▸ Instructions for the task
Starting with the line that contains "Give me the", set down each line through the end of the entries below, exactly and with nothing added.

[[ Exercise input, beginning ]]

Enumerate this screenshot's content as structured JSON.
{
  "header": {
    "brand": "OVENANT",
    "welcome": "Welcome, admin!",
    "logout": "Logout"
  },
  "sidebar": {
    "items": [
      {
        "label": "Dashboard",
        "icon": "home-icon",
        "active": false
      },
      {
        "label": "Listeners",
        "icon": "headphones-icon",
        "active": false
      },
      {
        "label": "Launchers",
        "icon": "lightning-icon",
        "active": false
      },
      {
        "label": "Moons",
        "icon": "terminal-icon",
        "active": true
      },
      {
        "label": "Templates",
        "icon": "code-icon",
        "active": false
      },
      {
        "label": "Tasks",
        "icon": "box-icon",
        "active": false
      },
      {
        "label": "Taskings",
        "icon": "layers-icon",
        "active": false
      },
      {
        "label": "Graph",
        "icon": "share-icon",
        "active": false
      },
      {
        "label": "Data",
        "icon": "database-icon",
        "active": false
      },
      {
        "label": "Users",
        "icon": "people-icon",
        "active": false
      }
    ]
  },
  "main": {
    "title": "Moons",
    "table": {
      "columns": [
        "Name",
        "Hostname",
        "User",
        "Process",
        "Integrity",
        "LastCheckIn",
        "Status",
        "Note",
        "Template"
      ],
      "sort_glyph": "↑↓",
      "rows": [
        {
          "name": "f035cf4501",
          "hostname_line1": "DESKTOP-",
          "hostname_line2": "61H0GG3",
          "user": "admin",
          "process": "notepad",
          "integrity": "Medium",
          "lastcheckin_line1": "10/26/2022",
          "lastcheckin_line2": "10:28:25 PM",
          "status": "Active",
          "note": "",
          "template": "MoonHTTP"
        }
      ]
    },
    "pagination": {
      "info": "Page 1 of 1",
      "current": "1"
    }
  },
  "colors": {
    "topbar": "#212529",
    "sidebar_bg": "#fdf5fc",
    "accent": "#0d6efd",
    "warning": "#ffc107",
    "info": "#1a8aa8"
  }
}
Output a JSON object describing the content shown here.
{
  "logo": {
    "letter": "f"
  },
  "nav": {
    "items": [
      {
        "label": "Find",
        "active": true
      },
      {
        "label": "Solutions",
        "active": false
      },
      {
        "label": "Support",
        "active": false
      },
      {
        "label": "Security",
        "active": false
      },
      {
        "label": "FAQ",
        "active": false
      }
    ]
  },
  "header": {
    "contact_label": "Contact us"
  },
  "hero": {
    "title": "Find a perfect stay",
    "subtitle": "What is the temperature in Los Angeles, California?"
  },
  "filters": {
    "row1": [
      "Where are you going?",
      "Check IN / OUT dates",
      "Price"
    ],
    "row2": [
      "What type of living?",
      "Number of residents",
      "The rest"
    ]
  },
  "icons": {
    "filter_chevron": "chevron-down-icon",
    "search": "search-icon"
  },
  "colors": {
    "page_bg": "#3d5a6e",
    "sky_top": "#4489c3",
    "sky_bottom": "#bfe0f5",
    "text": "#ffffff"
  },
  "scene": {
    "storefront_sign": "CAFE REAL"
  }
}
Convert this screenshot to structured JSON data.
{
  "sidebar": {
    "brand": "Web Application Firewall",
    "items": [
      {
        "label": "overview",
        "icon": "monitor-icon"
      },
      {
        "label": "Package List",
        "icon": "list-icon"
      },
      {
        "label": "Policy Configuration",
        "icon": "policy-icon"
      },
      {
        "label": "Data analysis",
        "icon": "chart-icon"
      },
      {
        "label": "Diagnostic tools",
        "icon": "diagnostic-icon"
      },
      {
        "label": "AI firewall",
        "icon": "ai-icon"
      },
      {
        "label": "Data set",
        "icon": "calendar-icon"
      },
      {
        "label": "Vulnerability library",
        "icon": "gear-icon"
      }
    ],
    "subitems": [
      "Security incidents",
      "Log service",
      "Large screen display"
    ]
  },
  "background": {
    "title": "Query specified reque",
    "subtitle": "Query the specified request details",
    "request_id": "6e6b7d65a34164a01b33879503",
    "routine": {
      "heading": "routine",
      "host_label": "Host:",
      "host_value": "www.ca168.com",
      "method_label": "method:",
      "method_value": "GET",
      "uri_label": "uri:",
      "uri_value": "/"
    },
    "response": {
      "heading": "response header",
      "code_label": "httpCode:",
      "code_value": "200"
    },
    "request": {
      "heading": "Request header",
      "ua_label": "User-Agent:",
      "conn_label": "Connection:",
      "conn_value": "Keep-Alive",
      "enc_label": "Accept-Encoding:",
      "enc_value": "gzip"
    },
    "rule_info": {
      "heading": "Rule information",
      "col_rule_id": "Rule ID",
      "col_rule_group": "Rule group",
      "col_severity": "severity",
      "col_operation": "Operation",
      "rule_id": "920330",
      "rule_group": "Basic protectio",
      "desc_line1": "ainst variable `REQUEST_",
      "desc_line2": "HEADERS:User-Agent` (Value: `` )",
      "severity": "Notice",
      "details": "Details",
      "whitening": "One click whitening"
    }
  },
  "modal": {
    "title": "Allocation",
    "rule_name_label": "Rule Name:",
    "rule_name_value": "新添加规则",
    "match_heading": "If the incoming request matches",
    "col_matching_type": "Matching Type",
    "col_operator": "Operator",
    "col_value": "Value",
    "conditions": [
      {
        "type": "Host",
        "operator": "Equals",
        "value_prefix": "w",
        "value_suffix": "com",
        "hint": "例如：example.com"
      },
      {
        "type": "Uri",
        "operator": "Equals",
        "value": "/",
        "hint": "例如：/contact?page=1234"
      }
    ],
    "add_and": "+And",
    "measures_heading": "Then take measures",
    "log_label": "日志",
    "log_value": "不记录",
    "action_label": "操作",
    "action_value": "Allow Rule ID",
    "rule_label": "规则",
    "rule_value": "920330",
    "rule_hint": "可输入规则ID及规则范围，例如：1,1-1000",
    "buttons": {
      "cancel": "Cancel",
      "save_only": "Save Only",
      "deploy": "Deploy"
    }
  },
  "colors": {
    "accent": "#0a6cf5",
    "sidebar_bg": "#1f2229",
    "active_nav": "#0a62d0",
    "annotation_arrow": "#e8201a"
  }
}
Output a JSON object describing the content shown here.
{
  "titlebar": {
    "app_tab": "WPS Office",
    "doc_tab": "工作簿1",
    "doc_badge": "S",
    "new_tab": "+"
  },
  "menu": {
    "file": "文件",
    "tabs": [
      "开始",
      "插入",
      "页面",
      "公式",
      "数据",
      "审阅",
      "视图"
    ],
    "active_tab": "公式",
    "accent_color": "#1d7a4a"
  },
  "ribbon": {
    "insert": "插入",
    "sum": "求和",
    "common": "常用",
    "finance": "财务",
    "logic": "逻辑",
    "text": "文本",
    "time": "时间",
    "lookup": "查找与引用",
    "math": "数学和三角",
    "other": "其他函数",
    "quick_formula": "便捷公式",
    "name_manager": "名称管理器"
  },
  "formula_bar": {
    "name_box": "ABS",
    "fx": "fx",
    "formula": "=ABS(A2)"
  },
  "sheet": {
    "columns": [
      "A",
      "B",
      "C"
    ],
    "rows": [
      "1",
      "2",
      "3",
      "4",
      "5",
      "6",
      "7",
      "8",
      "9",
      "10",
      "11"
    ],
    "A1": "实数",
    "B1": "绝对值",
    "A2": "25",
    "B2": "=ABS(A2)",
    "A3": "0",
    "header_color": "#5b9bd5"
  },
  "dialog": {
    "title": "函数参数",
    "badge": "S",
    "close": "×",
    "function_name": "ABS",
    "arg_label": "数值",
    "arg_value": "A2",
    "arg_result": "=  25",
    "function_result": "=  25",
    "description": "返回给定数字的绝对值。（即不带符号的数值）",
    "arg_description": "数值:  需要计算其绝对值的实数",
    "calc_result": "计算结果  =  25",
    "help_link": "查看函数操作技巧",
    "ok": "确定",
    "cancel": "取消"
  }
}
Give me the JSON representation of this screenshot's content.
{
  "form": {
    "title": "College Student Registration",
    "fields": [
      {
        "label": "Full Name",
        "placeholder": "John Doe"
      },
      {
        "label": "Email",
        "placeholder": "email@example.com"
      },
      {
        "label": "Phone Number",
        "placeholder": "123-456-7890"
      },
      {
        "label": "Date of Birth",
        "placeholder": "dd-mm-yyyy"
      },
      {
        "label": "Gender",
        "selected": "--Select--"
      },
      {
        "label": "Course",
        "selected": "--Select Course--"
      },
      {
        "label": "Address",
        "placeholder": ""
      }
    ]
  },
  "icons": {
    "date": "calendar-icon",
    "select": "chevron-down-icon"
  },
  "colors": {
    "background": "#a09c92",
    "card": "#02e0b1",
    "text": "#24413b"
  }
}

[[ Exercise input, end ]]

▸ Exercise answer
Give me the JSON representation of this screenshot's content.
{
  "form": {
    "title": "College Student Registration",
    "fields": [
      {
        "label": "Full Name",
        "placeholder": "John Doe"
      },
      {
        "label": "Email",
        "placeholder": "email@example.com"
      },
      {
        "label": "Phone Number",
        "placeholder": "123-456-7890"
      },
      {
        "label": "Date of Birth",
        "placeholder": "dd-mm-yyyy"
      },
      {
        "label": "Gender",
        "selected": "--Select--"
      },
      {
        "label": "Course",
        "selected": "--Select Course--"
      },
      {
        "label": "Address",
        "placeholder": ""
      }
    ]
  },
  "icons": {
    "date": "calendar-icon",
    "select": "chevron-down-icon"
  },
  "colors": {
    "background": "#a09c92",
    "card": "#02e0b1",
    "text": "#24413b"
  }
}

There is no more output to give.